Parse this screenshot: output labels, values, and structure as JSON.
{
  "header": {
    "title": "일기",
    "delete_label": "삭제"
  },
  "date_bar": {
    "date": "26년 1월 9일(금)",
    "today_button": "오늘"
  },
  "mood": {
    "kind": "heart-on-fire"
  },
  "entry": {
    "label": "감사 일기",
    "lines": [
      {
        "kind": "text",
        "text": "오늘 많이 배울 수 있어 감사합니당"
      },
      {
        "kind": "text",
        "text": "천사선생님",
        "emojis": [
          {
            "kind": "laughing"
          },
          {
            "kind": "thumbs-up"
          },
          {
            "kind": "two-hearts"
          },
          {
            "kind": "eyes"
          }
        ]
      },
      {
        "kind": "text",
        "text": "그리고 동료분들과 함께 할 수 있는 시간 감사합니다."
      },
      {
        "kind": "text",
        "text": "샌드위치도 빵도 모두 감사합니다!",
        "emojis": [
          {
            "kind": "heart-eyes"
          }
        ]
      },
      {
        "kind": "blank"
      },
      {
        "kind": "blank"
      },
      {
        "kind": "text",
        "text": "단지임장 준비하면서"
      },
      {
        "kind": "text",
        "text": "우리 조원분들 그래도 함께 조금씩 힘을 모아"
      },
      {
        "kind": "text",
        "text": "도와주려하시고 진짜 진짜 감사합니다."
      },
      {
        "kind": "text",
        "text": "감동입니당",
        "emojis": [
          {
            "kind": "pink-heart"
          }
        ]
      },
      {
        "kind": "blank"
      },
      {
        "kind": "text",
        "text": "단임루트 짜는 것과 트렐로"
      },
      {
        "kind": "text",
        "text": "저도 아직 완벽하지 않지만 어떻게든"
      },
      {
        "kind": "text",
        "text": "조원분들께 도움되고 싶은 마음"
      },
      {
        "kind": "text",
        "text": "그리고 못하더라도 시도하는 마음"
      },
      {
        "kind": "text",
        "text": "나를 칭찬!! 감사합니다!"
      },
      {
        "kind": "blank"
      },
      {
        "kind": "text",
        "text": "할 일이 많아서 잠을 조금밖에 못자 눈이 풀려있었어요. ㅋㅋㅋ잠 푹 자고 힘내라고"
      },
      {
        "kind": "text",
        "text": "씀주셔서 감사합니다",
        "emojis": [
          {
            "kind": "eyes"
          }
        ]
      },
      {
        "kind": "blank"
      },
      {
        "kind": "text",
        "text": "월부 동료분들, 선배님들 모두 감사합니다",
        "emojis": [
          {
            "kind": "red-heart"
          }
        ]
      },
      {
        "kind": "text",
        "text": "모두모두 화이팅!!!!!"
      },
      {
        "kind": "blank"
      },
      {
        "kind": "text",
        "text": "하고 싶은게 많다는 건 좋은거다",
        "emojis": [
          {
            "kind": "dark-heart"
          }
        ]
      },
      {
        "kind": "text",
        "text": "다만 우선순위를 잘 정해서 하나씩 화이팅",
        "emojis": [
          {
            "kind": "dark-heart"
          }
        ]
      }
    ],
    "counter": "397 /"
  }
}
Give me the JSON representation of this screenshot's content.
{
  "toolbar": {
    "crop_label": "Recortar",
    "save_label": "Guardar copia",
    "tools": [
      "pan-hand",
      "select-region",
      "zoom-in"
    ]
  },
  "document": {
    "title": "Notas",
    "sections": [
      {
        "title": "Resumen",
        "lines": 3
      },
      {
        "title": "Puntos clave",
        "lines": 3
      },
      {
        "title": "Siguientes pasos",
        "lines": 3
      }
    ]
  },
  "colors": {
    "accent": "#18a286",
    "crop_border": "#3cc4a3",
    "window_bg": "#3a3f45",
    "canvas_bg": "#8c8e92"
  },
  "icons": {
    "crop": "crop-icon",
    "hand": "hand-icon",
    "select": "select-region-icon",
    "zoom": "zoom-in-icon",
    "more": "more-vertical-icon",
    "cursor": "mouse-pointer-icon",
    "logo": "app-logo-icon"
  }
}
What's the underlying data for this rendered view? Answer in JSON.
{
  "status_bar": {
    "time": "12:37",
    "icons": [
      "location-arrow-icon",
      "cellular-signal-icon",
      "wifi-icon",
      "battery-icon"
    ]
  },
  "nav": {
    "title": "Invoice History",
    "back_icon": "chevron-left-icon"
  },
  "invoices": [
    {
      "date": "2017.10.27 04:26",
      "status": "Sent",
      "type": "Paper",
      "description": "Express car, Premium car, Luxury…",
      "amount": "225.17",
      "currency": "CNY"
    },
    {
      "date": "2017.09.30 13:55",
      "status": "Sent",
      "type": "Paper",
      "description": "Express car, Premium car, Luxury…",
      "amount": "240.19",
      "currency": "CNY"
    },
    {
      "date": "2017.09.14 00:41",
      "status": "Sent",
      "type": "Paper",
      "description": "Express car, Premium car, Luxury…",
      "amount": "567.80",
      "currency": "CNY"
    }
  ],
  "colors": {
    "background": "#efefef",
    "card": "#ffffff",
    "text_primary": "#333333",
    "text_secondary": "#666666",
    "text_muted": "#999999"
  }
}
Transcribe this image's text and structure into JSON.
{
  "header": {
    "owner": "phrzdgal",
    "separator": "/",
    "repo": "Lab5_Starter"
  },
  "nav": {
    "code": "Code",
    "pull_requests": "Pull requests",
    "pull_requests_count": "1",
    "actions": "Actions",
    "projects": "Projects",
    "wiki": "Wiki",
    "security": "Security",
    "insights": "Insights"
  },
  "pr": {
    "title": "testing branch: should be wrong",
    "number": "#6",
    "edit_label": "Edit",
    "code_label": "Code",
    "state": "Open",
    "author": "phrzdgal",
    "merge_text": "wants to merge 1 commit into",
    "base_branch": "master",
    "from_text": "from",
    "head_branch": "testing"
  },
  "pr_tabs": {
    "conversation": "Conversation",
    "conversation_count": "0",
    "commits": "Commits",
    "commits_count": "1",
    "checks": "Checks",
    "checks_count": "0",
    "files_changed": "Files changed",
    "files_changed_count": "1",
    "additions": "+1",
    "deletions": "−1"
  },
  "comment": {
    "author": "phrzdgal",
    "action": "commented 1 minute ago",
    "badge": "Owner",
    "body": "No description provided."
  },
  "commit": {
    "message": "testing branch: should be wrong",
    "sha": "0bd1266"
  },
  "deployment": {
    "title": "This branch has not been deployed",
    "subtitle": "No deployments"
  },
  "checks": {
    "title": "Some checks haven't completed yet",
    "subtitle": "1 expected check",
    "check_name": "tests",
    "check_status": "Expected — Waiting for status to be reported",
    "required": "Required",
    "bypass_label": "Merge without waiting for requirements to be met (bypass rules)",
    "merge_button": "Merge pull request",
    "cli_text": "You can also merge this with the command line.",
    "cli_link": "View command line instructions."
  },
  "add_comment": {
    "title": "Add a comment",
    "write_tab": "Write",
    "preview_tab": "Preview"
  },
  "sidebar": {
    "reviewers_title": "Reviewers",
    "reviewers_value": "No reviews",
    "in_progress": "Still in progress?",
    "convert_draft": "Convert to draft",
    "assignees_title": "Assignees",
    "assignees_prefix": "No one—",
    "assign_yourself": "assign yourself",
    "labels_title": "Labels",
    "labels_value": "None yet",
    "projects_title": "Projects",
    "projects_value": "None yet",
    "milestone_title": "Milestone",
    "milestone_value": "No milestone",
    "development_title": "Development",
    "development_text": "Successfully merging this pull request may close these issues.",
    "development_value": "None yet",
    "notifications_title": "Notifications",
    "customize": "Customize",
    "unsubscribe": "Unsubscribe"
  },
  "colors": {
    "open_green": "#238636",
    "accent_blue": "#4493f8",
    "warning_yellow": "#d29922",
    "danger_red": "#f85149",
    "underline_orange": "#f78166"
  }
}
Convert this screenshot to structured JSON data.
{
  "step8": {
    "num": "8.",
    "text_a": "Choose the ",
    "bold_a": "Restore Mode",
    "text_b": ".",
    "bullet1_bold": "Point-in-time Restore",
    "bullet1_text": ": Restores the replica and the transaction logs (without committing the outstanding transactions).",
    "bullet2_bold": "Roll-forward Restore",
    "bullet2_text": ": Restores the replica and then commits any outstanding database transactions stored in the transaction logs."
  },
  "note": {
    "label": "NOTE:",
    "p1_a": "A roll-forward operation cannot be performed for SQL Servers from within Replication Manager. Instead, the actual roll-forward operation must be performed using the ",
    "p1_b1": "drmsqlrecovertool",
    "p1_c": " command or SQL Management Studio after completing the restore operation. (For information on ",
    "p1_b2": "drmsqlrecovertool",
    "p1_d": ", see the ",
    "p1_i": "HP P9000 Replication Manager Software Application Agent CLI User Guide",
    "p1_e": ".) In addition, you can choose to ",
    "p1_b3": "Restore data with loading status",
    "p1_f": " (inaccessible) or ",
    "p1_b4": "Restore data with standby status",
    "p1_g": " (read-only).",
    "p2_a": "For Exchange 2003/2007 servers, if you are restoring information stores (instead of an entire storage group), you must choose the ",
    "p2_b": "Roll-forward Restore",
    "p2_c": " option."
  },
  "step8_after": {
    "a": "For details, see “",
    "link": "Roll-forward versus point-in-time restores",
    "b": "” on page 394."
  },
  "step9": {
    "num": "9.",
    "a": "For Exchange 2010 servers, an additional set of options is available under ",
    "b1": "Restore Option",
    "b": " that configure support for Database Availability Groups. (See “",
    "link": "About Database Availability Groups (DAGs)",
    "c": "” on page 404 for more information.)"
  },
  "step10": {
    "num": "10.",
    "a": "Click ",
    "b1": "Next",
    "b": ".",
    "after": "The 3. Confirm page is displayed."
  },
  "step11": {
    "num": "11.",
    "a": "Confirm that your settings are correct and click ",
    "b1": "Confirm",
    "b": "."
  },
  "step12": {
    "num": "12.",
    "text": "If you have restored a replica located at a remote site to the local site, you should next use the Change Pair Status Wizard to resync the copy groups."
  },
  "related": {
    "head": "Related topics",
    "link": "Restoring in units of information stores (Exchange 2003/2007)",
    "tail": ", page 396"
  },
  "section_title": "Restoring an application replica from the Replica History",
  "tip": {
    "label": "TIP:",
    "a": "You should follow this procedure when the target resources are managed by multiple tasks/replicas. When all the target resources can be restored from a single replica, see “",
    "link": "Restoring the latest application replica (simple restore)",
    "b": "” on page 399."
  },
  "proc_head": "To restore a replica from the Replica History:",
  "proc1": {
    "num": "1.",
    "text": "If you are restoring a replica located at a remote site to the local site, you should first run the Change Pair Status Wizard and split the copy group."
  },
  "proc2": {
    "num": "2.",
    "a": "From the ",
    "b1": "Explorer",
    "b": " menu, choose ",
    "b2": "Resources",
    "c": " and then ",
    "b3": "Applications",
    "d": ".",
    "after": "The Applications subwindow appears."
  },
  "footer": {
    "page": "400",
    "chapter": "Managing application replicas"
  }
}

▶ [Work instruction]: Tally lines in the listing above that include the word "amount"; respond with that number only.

▶ [Written reply]: 3